Required action: Of all the lines in these entries, count those that contain "this" and give only the total.

Excerpted data:
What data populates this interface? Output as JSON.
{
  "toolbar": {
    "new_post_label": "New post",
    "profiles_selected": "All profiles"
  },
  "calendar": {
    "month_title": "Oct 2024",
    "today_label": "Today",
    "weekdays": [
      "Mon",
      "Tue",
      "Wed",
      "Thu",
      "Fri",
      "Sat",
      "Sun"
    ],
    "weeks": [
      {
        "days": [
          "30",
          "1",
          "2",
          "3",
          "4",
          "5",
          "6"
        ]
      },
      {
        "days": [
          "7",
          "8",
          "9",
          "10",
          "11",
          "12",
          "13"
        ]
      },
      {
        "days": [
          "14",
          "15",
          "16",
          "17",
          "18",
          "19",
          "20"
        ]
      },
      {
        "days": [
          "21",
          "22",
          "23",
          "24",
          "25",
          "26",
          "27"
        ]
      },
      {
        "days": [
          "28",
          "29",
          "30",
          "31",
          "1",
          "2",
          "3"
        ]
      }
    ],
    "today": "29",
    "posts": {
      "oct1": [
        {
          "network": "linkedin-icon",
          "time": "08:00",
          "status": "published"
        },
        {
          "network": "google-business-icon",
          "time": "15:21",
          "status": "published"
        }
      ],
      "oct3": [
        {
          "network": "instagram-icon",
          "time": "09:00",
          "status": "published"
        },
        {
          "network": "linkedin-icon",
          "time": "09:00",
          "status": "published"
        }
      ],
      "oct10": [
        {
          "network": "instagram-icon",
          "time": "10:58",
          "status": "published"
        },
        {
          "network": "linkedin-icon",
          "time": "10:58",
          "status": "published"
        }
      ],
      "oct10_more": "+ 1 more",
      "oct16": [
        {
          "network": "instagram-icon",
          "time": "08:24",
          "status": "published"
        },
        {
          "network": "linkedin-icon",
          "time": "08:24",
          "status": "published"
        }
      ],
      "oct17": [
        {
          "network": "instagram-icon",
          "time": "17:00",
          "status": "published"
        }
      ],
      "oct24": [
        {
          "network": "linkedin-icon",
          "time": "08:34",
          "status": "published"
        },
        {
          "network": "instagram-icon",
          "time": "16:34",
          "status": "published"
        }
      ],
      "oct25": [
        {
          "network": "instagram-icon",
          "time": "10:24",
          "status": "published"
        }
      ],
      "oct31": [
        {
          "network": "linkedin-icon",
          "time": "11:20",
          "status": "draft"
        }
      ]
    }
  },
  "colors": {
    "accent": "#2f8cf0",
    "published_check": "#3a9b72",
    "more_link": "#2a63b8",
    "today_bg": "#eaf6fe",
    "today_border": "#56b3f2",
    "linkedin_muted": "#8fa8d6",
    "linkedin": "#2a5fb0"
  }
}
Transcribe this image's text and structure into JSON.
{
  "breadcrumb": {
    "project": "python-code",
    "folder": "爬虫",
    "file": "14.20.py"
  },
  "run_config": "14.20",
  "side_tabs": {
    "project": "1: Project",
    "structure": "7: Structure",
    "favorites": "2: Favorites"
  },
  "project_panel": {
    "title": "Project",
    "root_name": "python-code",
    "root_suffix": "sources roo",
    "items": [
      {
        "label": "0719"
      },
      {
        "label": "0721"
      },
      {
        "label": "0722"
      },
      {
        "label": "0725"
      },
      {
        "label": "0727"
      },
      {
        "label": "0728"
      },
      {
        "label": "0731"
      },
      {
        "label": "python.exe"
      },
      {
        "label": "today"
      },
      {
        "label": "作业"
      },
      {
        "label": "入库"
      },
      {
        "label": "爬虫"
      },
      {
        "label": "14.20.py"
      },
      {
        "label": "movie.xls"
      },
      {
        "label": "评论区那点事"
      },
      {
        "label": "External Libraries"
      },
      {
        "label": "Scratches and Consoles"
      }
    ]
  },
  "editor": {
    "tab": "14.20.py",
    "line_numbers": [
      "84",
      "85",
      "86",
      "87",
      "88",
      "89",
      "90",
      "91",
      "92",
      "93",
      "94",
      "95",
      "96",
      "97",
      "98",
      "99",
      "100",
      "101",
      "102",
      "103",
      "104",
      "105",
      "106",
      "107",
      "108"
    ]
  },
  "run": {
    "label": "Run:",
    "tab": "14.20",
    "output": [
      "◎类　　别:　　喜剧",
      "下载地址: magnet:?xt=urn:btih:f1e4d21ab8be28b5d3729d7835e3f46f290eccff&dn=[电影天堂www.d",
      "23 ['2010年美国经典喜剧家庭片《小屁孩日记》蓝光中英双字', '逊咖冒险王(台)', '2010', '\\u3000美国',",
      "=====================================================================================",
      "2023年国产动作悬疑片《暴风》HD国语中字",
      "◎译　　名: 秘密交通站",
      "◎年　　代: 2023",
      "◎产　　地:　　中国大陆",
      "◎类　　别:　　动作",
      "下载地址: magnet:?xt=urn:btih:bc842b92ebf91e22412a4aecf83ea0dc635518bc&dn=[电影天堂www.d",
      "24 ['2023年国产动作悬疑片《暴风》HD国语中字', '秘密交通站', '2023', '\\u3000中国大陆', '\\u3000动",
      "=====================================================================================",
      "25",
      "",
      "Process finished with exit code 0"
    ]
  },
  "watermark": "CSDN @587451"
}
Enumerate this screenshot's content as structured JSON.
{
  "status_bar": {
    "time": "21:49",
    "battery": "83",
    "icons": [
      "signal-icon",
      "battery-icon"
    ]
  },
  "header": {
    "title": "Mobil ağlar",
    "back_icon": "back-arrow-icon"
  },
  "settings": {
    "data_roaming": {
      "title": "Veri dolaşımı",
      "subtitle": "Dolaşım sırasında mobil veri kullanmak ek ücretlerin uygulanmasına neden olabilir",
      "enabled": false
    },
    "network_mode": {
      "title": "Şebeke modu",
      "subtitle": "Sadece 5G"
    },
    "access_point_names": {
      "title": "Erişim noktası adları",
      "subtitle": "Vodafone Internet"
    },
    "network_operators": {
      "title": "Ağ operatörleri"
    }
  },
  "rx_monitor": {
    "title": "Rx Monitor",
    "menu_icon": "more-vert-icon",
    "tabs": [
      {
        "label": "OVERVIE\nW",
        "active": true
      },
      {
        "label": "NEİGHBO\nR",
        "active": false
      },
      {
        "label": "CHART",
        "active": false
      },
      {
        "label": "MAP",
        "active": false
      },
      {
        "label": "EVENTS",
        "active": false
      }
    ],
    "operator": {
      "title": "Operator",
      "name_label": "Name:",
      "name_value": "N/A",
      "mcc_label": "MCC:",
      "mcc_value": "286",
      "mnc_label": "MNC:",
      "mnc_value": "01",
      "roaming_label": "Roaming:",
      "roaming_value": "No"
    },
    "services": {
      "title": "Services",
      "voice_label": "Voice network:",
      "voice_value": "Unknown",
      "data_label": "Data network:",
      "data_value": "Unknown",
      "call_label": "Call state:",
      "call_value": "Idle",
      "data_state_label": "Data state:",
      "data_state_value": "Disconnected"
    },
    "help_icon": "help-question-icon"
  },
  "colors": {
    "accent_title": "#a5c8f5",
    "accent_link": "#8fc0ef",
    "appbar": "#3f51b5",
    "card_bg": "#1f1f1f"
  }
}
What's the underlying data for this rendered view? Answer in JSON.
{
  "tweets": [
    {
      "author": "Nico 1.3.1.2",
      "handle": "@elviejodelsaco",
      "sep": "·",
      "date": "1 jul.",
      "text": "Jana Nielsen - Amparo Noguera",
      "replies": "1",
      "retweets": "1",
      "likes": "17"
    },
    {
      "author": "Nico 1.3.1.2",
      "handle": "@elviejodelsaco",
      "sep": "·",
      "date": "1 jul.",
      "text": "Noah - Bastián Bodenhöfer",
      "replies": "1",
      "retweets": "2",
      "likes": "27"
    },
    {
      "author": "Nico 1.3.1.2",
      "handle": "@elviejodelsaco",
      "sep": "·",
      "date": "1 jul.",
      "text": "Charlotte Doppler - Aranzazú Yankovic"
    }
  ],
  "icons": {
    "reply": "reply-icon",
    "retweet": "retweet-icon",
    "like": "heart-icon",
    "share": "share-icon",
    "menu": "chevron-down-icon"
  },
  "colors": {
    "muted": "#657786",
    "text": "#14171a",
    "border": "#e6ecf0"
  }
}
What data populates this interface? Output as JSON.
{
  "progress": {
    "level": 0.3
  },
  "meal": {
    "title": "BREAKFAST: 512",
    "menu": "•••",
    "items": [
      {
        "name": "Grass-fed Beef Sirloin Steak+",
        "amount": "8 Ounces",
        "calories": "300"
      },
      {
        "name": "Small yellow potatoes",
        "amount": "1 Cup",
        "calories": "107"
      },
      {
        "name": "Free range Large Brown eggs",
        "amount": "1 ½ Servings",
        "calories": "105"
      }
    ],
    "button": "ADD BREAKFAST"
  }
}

Answer space: 5